Exercise goal:
Using the records provided below, locate and copy each line that contains the word "gmail".

Website and app data records:
◇ ◇ ◇ ◇ ◇

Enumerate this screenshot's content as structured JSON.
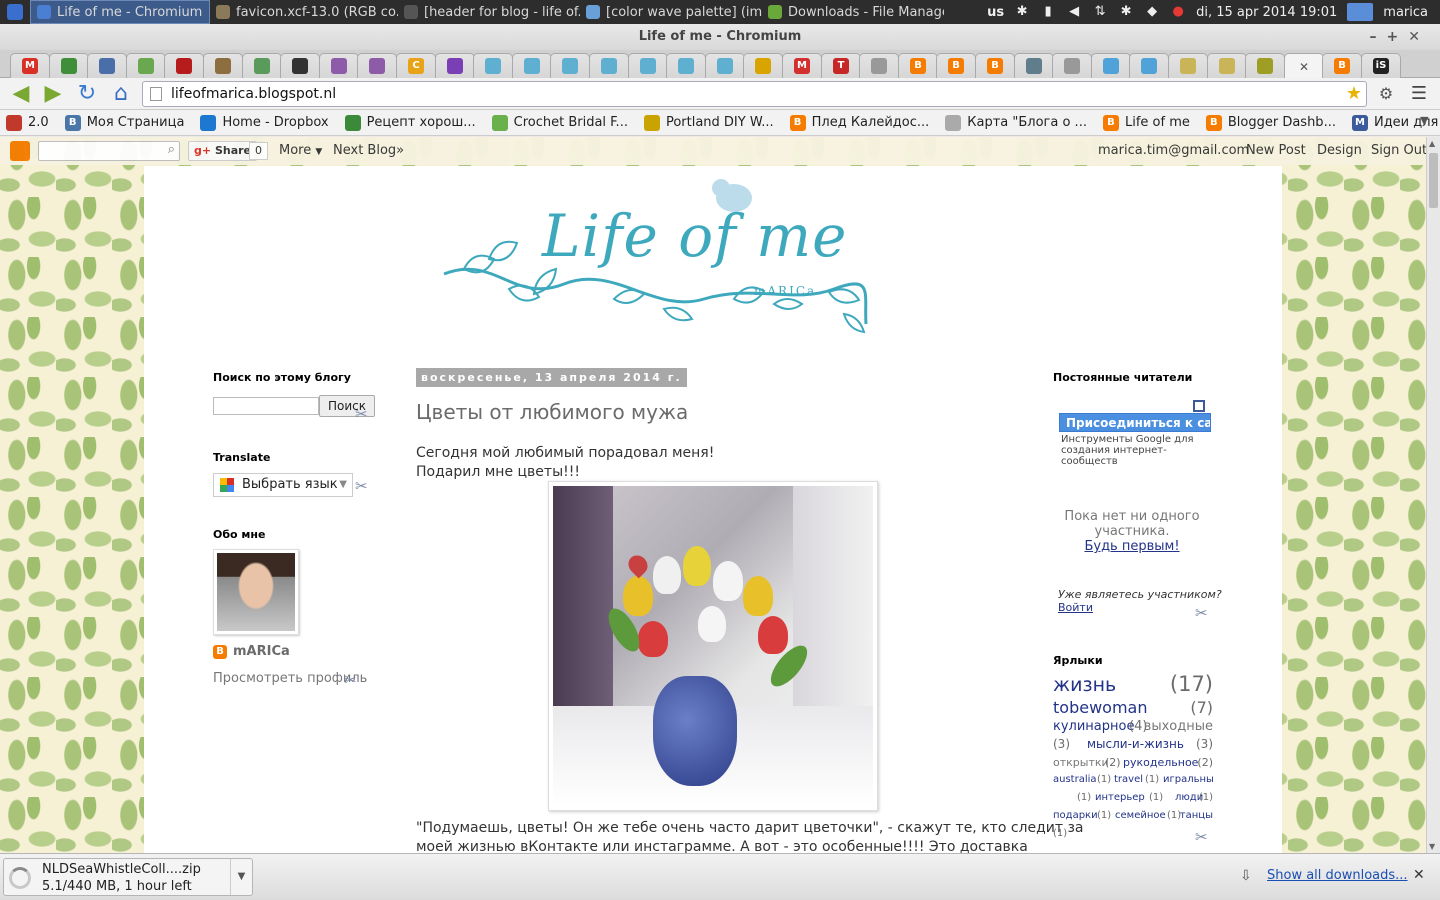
{
  "system_panel": {
    "tasks": [
      {
        "label": "Life of me - Chromium",
        "active": true,
        "icon_color": "#4a7fd4",
        "icon": "chromium-icon"
      },
      {
        "label": "favicon.xcf-13.0 (RGB co...",
        "active": false,
        "icon_color": "#8a7a5a",
        "icon": "gimp-icon"
      },
      {
        "label": "[header for blog - life of...",
        "active": false,
        "icon_color": "#555",
        "icon": "gimp-window-icon"
      },
      {
        "label": "[color wave palette] (im...",
        "active": false,
        "icon_color": "#6aa0d8",
        "icon": "image-icon"
      },
      {
        "label": "Downloads - File Manager",
        "active": false,
        "icon_color": "#6aa83a",
        "icon": "download-folder-icon"
      }
    ],
    "keyboard_layout": "us",
    "clock": "di, 15 apr 2014 19:01",
    "user": "marica"
  },
  "window": {
    "title": "Life of me - Chromium"
  },
  "tabs": [
    {
      "icon": "gmail-icon",
      "color": "#d93025",
      "glyph": "M"
    },
    {
      "icon": "green-app-icon",
      "color": "#3f8f3a",
      "glyph": ""
    },
    {
      "icon": "doc-icon",
      "color": "#4a6fa8",
      "glyph": ""
    },
    {
      "icon": "leaf-icon",
      "color": "#6aa84f",
      "glyph": ""
    },
    {
      "icon": "red-book-icon",
      "color": "#b71c1c",
      "glyph": ""
    },
    {
      "icon": "basket-icon",
      "color": "#8d6e3f",
      "glyph": ""
    },
    {
      "icon": "landscape-icon",
      "color": "#5a9a5a",
      "glyph": ""
    },
    {
      "icon": "cat-icon",
      "color": "#333333",
      "glyph": ""
    },
    {
      "icon": "purple-app-icon",
      "color": "#8e5ba8",
      "glyph": ""
    },
    {
      "icon": "purple-app-icon",
      "color": "#8e5ba8",
      "glyph": ""
    },
    {
      "icon": "c-logo-icon",
      "color": "#e8a317",
      "glyph": "C"
    },
    {
      "icon": "flower-icon",
      "color": "#7b3fb5",
      "glyph": ""
    },
    {
      "icon": "umbrella-icon",
      "color": "#5fb0d0",
      "glyph": ""
    },
    {
      "icon": "umbrella-icon",
      "color": "#5fb0d0",
      "glyph": ""
    },
    {
      "icon": "umbrella-icon",
      "color": "#5fb0d0",
      "glyph": ""
    },
    {
      "icon": "umbrella-icon",
      "color": "#5fb0d0",
      "glyph": ""
    },
    {
      "icon": "umbrella-icon",
      "color": "#5fb0d0",
      "glyph": ""
    },
    {
      "icon": "umbrella-icon",
      "color": "#5fb0d0",
      "glyph": ""
    },
    {
      "icon": "umbrella-icon",
      "color": "#5fb0d0",
      "glyph": ""
    },
    {
      "icon": "chart-icon",
      "color": "#d9a400",
      "glyph": ""
    },
    {
      "icon": "m-logo-icon",
      "color": "#d32f2f",
      "glyph": "M"
    },
    {
      "icon": "t-logo-icon",
      "color": "#c62828",
      "glyph": "T"
    },
    {
      "icon": "page-icon",
      "color": "#999999",
      "glyph": ""
    },
    {
      "icon": "blogger-icon",
      "color": "#f57c00",
      "glyph": "B"
    },
    {
      "icon": "blogger-icon",
      "color": "#f57c00",
      "glyph": "B"
    },
    {
      "icon": "blogger-icon",
      "color": "#f57c00",
      "glyph": "B"
    },
    {
      "icon": "snowflake-icon",
      "color": "#607d8b",
      "glyph": ""
    },
    {
      "icon": "page-icon",
      "color": "#999999",
      "glyph": ""
    },
    {
      "icon": "blue-flower-icon",
      "color": "#4fa3d9",
      "glyph": ""
    },
    {
      "icon": "blue-flower-icon",
      "color": "#4fa3d9",
      "glyph": ""
    },
    {
      "icon": "daisy-icon",
      "color": "#c9b458",
      "glyph": ""
    },
    {
      "icon": "daisy-icon",
      "color": "#c9b458",
      "glyph": ""
    },
    {
      "icon": "pencil-icon",
      "color": "#9e9d24",
      "glyph": ""
    },
    {
      "icon": "close-icon",
      "color": "#f4f4f4",
      "glyph": "✕",
      "active": true
    },
    {
      "icon": "blogger-icon",
      "color": "#f57c00",
      "glyph": "B"
    },
    {
      "icon": "is-logo-icon",
      "color": "#222222",
      "glyph": "iS"
    }
  ],
  "toolbar": {
    "url": "lifeofmarica.blogspot.nl"
  },
  "bookmarks": [
    {
      "label": "2.0",
      "icon": "bookmark-red-icon",
      "color": "#c0392b"
    },
    {
      "label": "Моя Страница",
      "icon": "vk-icon",
      "color": "#4a76a8",
      "glyph": "B"
    },
    {
      "label": "Home - Dropbox",
      "icon": "dropbox-icon",
      "color": "#1e78d0"
    },
    {
      "label": "Рецепт хорош...",
      "icon": "green-circle-icon",
      "color": "#3a8a3a"
    },
    {
      "label": "Crochet Bridal F...",
      "icon": "green-blob-icon",
      "color": "#6ab04c"
    },
    {
      "label": "Portland DIY W...",
      "icon": "chart-icon",
      "color": "#c9a400"
    },
    {
      "label": "Плед Калейдос...",
      "icon": "blogger-icon",
      "color": "#f57c00",
      "glyph": "B"
    },
    {
      "label": "Карта \"Блога о ...",
      "icon": "page-icon",
      "color": "#aaaaaa"
    },
    {
      "label": "Life of me",
      "icon": "blogger-icon",
      "color": "#f57c00",
      "glyph": "B"
    },
    {
      "label": "Blogger Dashb...",
      "icon": "blogger-icon",
      "color": "#f57c00",
      "glyph": "B"
    },
    {
      "label": "Идеи для книж...",
      "icon": "m-script-icon",
      "color": "#3b5b9b",
      "glyph": "M"
    }
  ],
  "blogger_navbar": {
    "share_label": "Share",
    "share_count": "0",
    "more_label": "More",
    "next_blog_label": "Next Blog»",
    "email": "marica.tim@gmail.com",
    "new_post_label": "New Post",
    "design_label": "Design",
    "sign_out_label": "Sign Out"
  },
  "header": {
    "title": "Life of me",
    "subtitle": "mARICa"
  },
  "left_sidebar": {
    "search_title": "Поиск по этому блогу",
    "search_button": "Поиск",
    "translate_title": "Translate",
    "translate_select": "Выбрать язык",
    "about_title": "Обо мне",
    "profile_name": "mARICa",
    "view_profile": "Просмотреть профиль"
  },
  "post": {
    "date": "воскресенье, 13 апреля 2014 г.",
    "title": "Цветы от любимого мужа",
    "line1": "Сегодня мой любимый порадовал меня!",
    "line2": "Подарил мне цветы!!!",
    "para1": "\"Подумаешь, цветы! Он же тебе очень часто дарит цветочки\", - скажут те, кто следит за",
    "para2": "моей жизнью вКонтакте или инстаграмме. А вот - это особенные!!!! Это доставка"
  },
  "right_sidebar": {
    "followers_title": "Постоянные читатели",
    "join_button": "Присоединиться к сай",
    "google_tools": "Инструменты Google для создания интернет-сообществ",
    "no_members": "Пока нет ни одного участника.",
    "be_first": "Будь первым!",
    "already_member": "Уже являетесь участником?",
    "login": "Войти",
    "labels_title": "Ярлыки",
    "labels": [
      {
        "name": "жизнь",
        "count": "(17)"
      },
      {
        "name": "tobewoman",
        "count": "(7)"
      },
      {
        "name": "кулинарное",
        "count": "(4)"
      },
      {
        "name": "выходные",
        "count": "(3)"
      },
      {
        "name": "мысли-и-жизнь",
        "count": "(3)"
      },
      {
        "name": "открытки",
        "count": "(2)"
      },
      {
        "name": "рукодельное",
        "count": "(2)"
      },
      {
        "name": "australia",
        "count": "(1)"
      },
      {
        "name": "travel",
        "count": "(1)"
      },
      {
        "name": "игральный дом",
        "count": "(1)"
      },
      {
        "name": "интерьер",
        "count": "(1)"
      },
      {
        "name": "люди",
        "count": "(1)"
      },
      {
        "name": "подарки",
        "count": "(1)"
      },
      {
        "name": "семейное",
        "count": "(1)"
      },
      {
        "name": "танцы",
        "count": "(1)"
      }
    ]
  },
  "download_shelf": {
    "file_name": "NLDSeaWhistleColl....zip",
    "progress_text": "5.1/440 MB, 1 hour left",
    "show_all": "Show all downloads..."
  },
  "colors": {
    "accent": "#3ea9bd",
    "link": "#223388",
    "blogger_orange": "#f57c00"
  }
}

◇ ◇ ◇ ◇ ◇

Written solution:
      "icon": "gmail-icon",
    "email": "marica.tim@gmail.com",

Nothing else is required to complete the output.